We bought two lots of modern junk from people. One of the owners had put the coins in pouches, then sellotaped them into plastic bags with cards to identify them. It took me ten minutes to get the sellotape off the bags before we could check the coins and value them. Several of the coins were worth a£1 and we will struggle to make enough profit to pay for my time getting them out of the bags,

The only customer who bought anything was a collector of gold coins, so that was a handy sale.

The coin is a one third Guinea, or seven shilling coin. Minted in the reign of George III in 1809 this is the second design. It is slightly smaller than a cent in size.

Apart from that we had one browser who spent nothing and a woman who wanted to sell two Krugerrands but didn’t like our offer. She can, it seems, get more if she sells them in Birmingham. We often hear this. It’s true, if you want to drive down to Birmingham, park up and sell your gold in Birmingham you can get a better price. Whether it justifies the expenditure in car running costs, time and parking fees is another matter.

We agreed that she could get a better price by driving down to Birmingham and wished her well.

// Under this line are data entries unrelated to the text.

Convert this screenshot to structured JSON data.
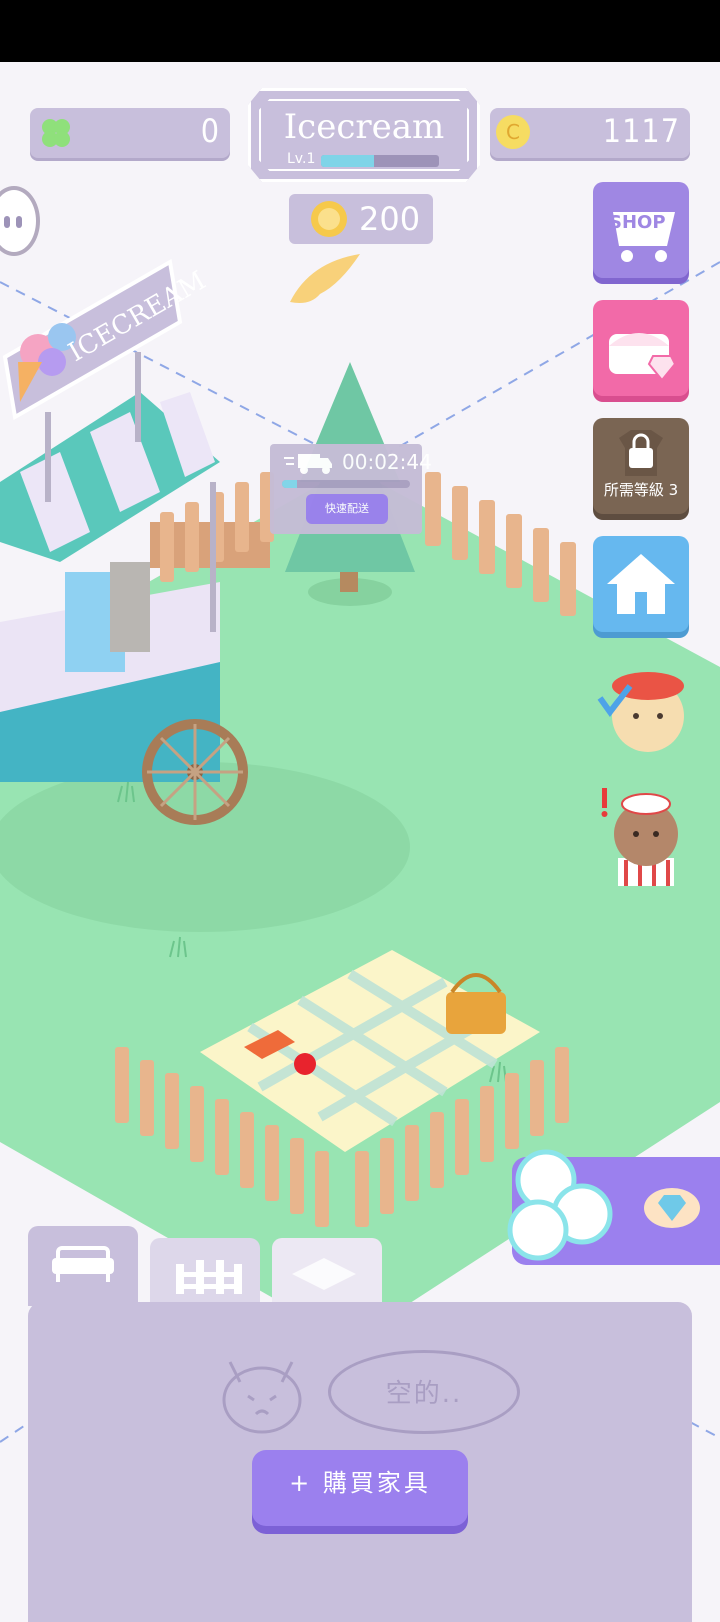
{
  "hud": {
    "clover_count": "0",
    "coin_count": "1117",
    "coin_symbol": "C",
    "shop_title": "Icecream",
    "level_label": "Lv.1",
    "level_progress": 0.45,
    "medal_count": "200"
  },
  "side_buttons": {
    "shop_label": "SHOP",
    "locked_label": "所需等級 3"
  },
  "scene": {
    "cart_sign": "ICECREAM",
    "delivery_timer": "00:02:44",
    "delivery_button": "快速配送",
    "delivery_progress": 0.12
  },
  "inventory": {
    "empty_text": "空的..",
    "buy_button": "+ 購買家具"
  },
  "colors": {
    "panel": "#c8bfdc",
    "accent_purple": "#9b80ee",
    "grass": "#98e4b2",
    "shop_button": "#9f87e3",
    "chest_button": "#f26aa8",
    "home_button": "#66b8ef"
  }
}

The road works outside the shop continue. From what we have been told they should be gone in another week, but I’m not sure. They don’t seem to be moving very fast. At the moment we can’t even turn onto the forecourt without taking a detour. This is a little annoying, but I’m not going to bother worrying about it. There are worse things happening in the world.

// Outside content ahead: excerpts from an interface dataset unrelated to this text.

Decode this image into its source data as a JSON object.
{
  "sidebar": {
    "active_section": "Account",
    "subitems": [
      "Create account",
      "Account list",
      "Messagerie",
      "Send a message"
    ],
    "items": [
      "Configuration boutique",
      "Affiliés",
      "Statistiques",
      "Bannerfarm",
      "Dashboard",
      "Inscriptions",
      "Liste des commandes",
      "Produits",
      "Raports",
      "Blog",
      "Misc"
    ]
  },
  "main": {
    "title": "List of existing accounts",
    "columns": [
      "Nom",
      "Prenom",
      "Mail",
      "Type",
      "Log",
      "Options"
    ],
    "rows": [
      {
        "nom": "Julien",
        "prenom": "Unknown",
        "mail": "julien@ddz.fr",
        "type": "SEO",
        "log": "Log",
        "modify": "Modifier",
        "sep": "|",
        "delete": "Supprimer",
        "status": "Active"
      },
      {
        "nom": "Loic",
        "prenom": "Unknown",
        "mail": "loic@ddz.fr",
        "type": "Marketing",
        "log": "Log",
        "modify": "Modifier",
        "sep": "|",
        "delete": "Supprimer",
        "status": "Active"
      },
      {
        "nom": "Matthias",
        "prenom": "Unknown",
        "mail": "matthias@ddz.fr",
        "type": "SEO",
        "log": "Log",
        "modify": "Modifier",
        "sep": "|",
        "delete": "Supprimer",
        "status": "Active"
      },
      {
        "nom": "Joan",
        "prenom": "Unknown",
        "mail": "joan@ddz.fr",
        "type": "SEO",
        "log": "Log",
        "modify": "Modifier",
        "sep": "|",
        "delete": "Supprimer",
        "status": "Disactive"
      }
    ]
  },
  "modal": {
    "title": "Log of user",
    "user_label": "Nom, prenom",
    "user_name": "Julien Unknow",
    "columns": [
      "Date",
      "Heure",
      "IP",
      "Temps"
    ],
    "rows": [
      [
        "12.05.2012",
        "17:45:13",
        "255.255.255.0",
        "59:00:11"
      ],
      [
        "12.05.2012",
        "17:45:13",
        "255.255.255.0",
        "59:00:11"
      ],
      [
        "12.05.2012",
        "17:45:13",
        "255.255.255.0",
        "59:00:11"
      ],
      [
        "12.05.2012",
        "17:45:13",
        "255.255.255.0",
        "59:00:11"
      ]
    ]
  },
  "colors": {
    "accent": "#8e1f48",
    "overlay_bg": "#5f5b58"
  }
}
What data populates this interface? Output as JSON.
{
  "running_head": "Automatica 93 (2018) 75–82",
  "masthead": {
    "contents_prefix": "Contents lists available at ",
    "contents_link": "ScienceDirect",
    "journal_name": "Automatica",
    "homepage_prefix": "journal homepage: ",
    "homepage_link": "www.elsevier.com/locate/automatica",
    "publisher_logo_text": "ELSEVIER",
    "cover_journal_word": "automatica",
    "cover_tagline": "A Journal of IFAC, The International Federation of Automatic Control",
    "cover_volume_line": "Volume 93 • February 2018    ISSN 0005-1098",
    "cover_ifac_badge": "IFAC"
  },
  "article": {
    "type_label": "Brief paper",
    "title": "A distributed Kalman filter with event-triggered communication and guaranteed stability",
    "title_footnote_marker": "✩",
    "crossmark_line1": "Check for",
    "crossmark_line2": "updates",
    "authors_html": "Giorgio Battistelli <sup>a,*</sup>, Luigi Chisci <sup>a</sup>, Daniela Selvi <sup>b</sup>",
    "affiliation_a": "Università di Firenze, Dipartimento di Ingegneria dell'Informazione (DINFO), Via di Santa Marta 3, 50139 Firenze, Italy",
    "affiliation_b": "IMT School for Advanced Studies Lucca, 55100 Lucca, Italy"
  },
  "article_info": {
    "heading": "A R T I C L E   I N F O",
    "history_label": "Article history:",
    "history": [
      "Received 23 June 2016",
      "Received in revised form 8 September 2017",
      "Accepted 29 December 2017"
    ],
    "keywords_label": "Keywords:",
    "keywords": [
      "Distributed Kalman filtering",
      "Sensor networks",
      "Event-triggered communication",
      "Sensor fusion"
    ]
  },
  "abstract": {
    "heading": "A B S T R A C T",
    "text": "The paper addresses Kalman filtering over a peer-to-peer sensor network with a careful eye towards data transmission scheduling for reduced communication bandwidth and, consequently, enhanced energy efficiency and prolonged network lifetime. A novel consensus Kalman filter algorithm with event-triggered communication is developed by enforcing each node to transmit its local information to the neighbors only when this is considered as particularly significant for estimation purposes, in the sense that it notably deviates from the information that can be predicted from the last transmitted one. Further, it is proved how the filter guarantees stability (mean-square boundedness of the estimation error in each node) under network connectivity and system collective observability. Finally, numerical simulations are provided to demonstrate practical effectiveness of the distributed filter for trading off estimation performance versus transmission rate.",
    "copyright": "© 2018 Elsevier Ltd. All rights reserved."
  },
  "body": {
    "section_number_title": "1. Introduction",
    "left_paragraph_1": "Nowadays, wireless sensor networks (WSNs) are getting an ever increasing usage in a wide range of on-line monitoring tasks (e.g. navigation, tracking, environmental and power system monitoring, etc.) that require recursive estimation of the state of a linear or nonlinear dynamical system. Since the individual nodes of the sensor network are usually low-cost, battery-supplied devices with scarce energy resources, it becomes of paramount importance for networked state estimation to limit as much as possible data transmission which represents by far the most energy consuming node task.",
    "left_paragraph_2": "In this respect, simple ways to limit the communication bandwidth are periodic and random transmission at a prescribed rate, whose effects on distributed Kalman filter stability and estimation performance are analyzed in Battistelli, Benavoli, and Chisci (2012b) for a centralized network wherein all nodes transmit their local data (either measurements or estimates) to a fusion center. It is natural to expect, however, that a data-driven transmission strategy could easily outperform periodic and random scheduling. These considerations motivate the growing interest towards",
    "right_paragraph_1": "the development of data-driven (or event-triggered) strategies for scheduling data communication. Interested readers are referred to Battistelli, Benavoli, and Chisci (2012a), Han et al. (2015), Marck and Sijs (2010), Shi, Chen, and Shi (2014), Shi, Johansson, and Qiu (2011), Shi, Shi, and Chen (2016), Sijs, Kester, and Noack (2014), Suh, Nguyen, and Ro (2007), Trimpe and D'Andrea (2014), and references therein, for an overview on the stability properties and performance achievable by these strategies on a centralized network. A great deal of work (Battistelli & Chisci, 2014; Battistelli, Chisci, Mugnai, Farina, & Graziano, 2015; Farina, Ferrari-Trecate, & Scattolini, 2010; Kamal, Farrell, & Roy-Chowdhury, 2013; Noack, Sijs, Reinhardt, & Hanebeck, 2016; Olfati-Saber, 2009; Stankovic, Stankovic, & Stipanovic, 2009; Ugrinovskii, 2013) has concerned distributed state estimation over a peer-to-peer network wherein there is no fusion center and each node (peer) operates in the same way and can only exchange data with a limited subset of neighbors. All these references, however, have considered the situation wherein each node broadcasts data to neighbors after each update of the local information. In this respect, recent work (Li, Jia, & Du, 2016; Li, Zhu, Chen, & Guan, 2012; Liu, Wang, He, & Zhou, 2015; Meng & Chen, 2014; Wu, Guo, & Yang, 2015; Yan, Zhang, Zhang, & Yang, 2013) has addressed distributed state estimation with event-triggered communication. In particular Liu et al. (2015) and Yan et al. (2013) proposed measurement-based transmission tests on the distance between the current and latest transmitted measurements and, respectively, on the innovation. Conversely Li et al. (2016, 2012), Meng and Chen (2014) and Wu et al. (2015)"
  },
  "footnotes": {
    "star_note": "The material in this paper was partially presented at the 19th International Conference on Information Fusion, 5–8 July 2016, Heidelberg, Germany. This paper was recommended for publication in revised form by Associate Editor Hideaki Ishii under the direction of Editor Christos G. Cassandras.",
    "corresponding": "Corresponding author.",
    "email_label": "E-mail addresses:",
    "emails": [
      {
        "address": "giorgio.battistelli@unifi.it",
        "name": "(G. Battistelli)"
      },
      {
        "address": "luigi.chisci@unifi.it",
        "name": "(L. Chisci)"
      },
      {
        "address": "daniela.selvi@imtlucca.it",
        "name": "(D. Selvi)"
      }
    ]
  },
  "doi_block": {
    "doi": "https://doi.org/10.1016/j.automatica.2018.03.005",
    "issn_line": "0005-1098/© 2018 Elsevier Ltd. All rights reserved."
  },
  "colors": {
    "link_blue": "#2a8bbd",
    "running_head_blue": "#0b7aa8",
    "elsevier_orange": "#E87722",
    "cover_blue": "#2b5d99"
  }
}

We had chips from the chip shop tonight as we are still supporting local business, and because it’s nice to have a night where we don’t cook. The fish were big enough to hang over the edges of the plate. I had peas but just a few chips off Julia. I’m fed up with (a) eating too many chips and (b) re-heating chips next day. They give you too many chips to make it look better value. I know this because my dad always used to say the same thing. Before you say it – yes, I’ve been turning into my dad for the last 30 years.

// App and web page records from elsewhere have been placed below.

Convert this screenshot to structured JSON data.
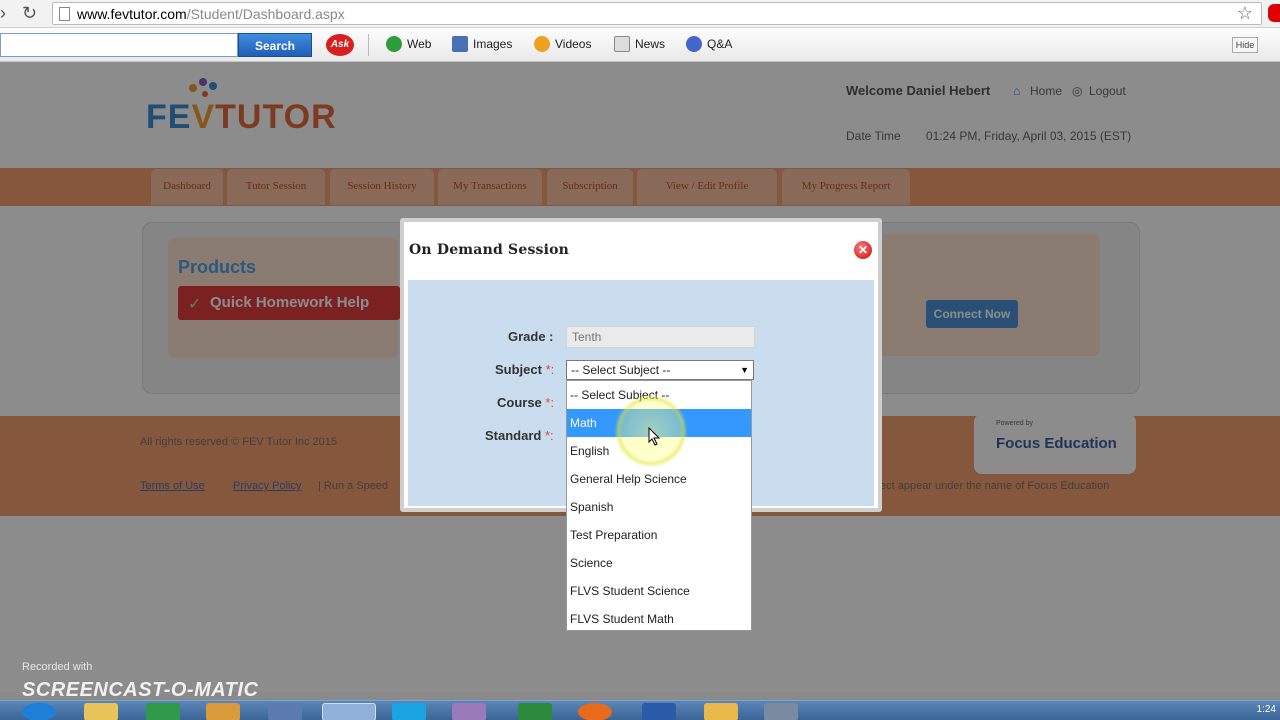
{
  "browser": {
    "url_host": "www.fevtutor.com",
    "url_path": "/Student/Dashboard.aspx"
  },
  "toolbar": {
    "search_button": "Search",
    "ask_logo": "Ask",
    "items": [
      "Web",
      "Images",
      "Videos",
      "News",
      "Q&A"
    ],
    "hide_label": "Hide"
  },
  "site": {
    "logo_fe": "FE",
    "logo_tutor": "TUTOR",
    "welcome": "Welcome  Daniel Hebert",
    "home_link": "Home",
    "logout_link": "Logout",
    "datetime_label": "Date Time",
    "datetime_value": "01:24 PM, Friday, April 03, 2015 (EST)",
    "menu": [
      "Dashboard",
      "Tutor Session",
      "Session History",
      "My Transactions",
      "Subscription",
      "View / Edit Profile",
      "My Progress Report"
    ],
    "products_title": "Products",
    "quick_homework": "Quick Homework Help",
    "connect_now": "Connect Now",
    "footer_copyright": "All rights reserved © FEV Tutor Inc 2015",
    "footer_terms": "Terms of Use",
    "footer_privacy": "Privacy Policy",
    "footer_mid": "| Run a Speed",
    "footer_right": "ect appear under the name of Focus Education",
    "focus_logo": "Focus Education",
    "focus_small": "Powered by"
  },
  "modal": {
    "title": "On Demand Session",
    "grade_label": "Grade :",
    "grade_value": "Tenth",
    "subject_label": "Subject",
    "course_label": "Course",
    "standard_label": "Standard",
    "req_mark": "*:",
    "subject_selected": "-- Select Subject --",
    "options": [
      "-- Select Subject --",
      "Math",
      "English",
      "General Help Science",
      "Spanish",
      "Test Preparation",
      "Science",
      "FLVS Student Science",
      "FLVS Student Math"
    ],
    "highlighted_index": 1
  },
  "watermark": {
    "small": "Recorded with",
    "big": "SCREENCAST-O-MATIC"
  },
  "taskbar": {
    "clock": "1:24"
  }
}
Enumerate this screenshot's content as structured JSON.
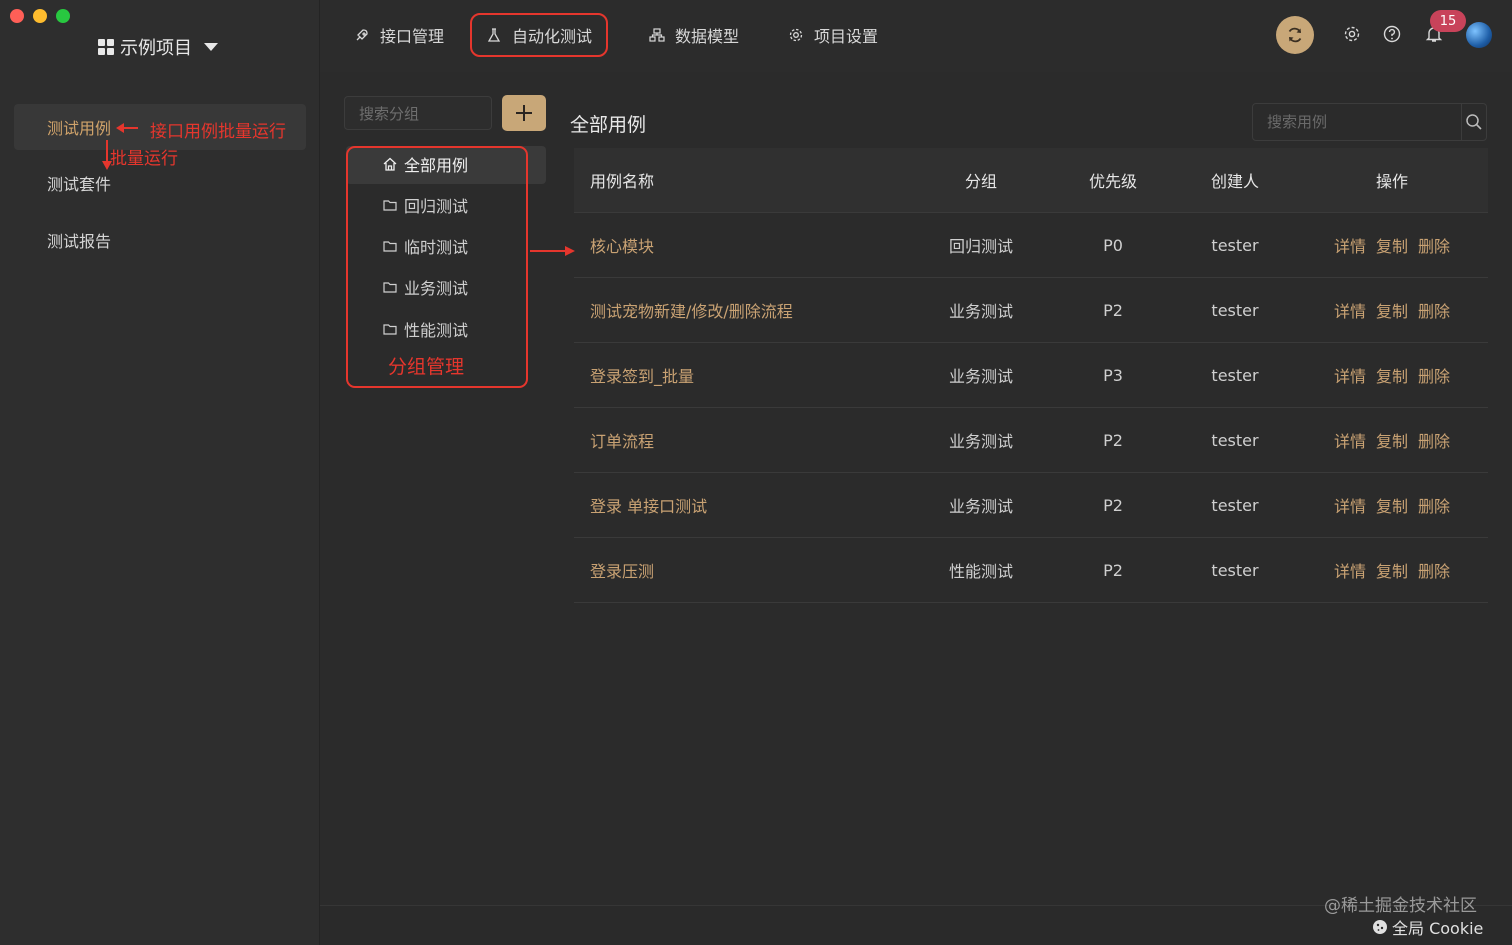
{
  "window": {
    "controls": [
      "close",
      "minimize",
      "maximize"
    ]
  },
  "sidebar": {
    "project": "示例项目",
    "items": [
      {
        "label": "测试用例",
        "active": true
      },
      {
        "label": "测试套件",
        "active": false
      },
      {
        "label": "测试报告",
        "active": false
      }
    ]
  },
  "annotations": {
    "batch_run_arrow": "接口用例批量运行",
    "batch_run": "批量运行",
    "group_manage": "分组管理"
  },
  "topnav": {
    "tabs": [
      {
        "label": "接口管理",
        "icon": "rocket-icon",
        "active": false
      },
      {
        "label": "自动化测试",
        "icon": "flask-icon",
        "active": true
      },
      {
        "label": "数据模型",
        "icon": "hierarchy-icon",
        "active": false
      },
      {
        "label": "项目设置",
        "icon": "gear-icon",
        "active": false
      }
    ],
    "notifications": "15"
  },
  "groups": {
    "search_placeholder": "搜索分组",
    "items": [
      {
        "label": "全部用例",
        "icon": "home-icon",
        "active": true
      },
      {
        "label": "回归测试",
        "icon": "folder-icon"
      },
      {
        "label": "临时测试",
        "icon": "folder-icon"
      },
      {
        "label": "业务测试",
        "icon": "folder-icon"
      },
      {
        "label": "性能测试",
        "icon": "folder-icon"
      }
    ]
  },
  "main": {
    "title": "全部用例",
    "search_placeholder": "搜索用例",
    "columns": [
      "用例名称",
      "分组",
      "优先级",
      "创建人",
      "操作"
    ],
    "rows": [
      {
        "name": "核心模块",
        "group": "回归测试",
        "priority": "P0",
        "creator": "tester"
      },
      {
        "name": "测试宠物新建/修改/删除流程",
        "group": "业务测试",
        "priority": "P2",
        "creator": "tester"
      },
      {
        "name": "登录签到_批量",
        "group": "业务测试",
        "priority": "P3",
        "creator": "tester"
      },
      {
        "name": "订单流程",
        "group": "业务测试",
        "priority": "P2",
        "creator": "tester"
      },
      {
        "name": "登录 单接口测试",
        "group": "业务测试",
        "priority": "P2",
        "creator": "tester"
      },
      {
        "name": "登录压测",
        "group": "性能测试",
        "priority": "P2",
        "creator": "tester"
      }
    ],
    "actions": [
      "详情",
      "复制",
      "删除"
    ]
  },
  "footer": {
    "watermark": "@稀土掘金技术社区",
    "cookie": "全局 Cookie"
  },
  "colors": {
    "accent": "#c9a273",
    "annotation": "#e5362d",
    "badge": "#c8435a"
  }
}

Envelope for eBay

Out and About

We went to the gardens today to do some watering and check that everything was secured against the wind. It was 2.40 when we turned onto the Ring Road, We noted a short queue at Sainsbury’s (four people) but the Ring Road seemed to have plenty of traffic on it. As we passed the local McDonald’s we noted that the Drive Through was crowded, having now been open for two days. Forty-eight hours and the rush for junk food is already gripping the nation.

The verges and central reservations on the Ring Road are now being left longer as part of the new city bee initiative. having read it I see a lot of words, a lot of signs and a lot of onus being shifted to other people. What I don’t see is much action – unless you count saving money by mowing less. Pardon my cynicism, but I’ve seen this sort of thing before, and though I welcome it, I’m not sure how committed they really are. However, I’m glad to see them making the effort.


We saw two different sorts of sin and there is, I see from the website, for parks. Councils love signs.

We went past the roadworks near the shop and saw nobody working, before crossing the bridge and seeing nobody working there either. To be fair they may be underground, or under the bridge. Or they may not.

The Co-op on Wilford Lane had a queue of two. At the school they are putting signs up for the return next week. The yellow lines are for social distancing as they queue to get into school. The nation really loves a queue. If we defeat corona virus it will be because of queues and fines for petty offences.



Social Distancing


Return to School

We left at 4pm and noticed the queue at the Co-op had grown to 12 while we’d been away.

The queue at Sainsbury’s now stretched the length of the shop front.

I managed a shot of an unkempt central reservation on the way back, and the queue at McDonald’s. Unfortunately we didn’t stop in the right place to photograph the signs.

Bee Friendly Central Reservation

Bee Friendly Central Reservation


Stampede for Junk Food

Stampede for Junk Food

After fish and chips from Captain Cod (support your local shop) we went to TESCO to pick up this week’s order. Apart from the large white cobs I’d ordered. There will be no classic bacon cobs for breakfast tomorrow. There were no substitutes. I am not happy.